4 Ways of Developing Emotional Security Within Children
Psychologists define Emotional Quotient (EQ) as “the ability to identify, understand, and manage your own emotions to relieve stress, communicate effectively, empathize with others, overcome challenges, and defuse conflict.” The EQ is directly proportional to the emotional security of the child.
We are all aware by now about the fatal consequences of emotional insecurity among children. For instance, recent “Blue Whale Challenge” syndrome, a predatory online game that claimed hundreds of innocent lives in a span of a year, revealed how emotionally vulnerable children can become soft targets of ruthless and manipulative minds and influences.

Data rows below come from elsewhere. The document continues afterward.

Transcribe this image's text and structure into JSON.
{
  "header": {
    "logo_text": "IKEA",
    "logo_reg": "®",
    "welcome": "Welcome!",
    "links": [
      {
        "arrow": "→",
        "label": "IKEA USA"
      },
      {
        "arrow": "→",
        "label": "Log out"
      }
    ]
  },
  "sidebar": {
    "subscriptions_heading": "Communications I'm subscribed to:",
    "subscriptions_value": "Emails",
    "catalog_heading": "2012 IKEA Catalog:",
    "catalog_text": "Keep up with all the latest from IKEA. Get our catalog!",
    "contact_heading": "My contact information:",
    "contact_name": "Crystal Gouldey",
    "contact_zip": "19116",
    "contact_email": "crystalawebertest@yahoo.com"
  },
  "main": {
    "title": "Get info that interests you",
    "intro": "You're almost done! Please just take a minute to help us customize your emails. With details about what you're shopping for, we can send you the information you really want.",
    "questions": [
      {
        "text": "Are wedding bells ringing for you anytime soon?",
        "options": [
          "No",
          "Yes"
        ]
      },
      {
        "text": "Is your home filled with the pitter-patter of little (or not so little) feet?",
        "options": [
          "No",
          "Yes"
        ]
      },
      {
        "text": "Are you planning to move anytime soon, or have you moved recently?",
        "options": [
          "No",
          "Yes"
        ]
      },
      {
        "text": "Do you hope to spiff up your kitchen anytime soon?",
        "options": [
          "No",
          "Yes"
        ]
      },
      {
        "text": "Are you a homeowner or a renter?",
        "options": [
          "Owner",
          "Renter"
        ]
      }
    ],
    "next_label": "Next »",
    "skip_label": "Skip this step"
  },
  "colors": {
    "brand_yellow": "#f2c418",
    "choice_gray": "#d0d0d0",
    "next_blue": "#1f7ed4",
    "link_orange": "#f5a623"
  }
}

Stable and positive emotional state has shown phenomenal benefits in the growth of children as balanced and well-rounded individuals. Since times immemorial we have focused on developing the academic aptitude of our children. Now, the time has come to invest some energy and effort on building the emotional fabric of our children.
In this article, let us discuss some simple yet effective ways of inculcating emotional quotient among children:
Listen to understand:
The routine activity of asking your child how their day went does not help always. You have to listen to your child with an intent of understanding him/her. Do you know what they like or dislike? What upsets them and what cheers them up? Can you read between the lines? Your interest to have a conversation with your child will encourage them to open up.
Respond with empathy:
Effective communication with your child is mostly about allowing them to be themselves and acknowledging their feelings. Open ended questions will help them reveal their doubts and confusions that can be addressed by you with empathy and acknowledgement of their feelings. Better to explain to your child the reason why you are not allowing them to do something.
Be firm while defining boundaries:
When you try to set boundaries for your child for the sake of discipline, be prepared to suffer their tantrums and temper initially. Be calm and firm during that time because it is your conviction that will eventually help the child to finally accept your decision.
Communicate with respect:
While communicating with your child, do not hurt their self-esteem or make the mistake of underestimating their intelligence because of their inexperience. If you snap at them mistakenly, apologise to them. This helps them to own their mistakes in future. It is wise to remember that too much criticism or praise can also be detrimental for children.
Every child is unique and need to be accepted without any bias, personal prejudice or judgement. Their innate curiosity should always be encouraged and dealt patiently to increase the level of emotional security.
In our effort to groom them with the ways of the world, we must not change their inherent individuality and distinctiveness. Rather these aberrations can be developed into attributes that can bring about a meaningful transformation of the community. When they feel emotionally safe and secure, they can express themselves confidently, share and act on their ideas and beliefs.
It is possible to include each and every child in a learning journey and help them become emotionally stable and thinking individuals who can contribute towards the advancement of society.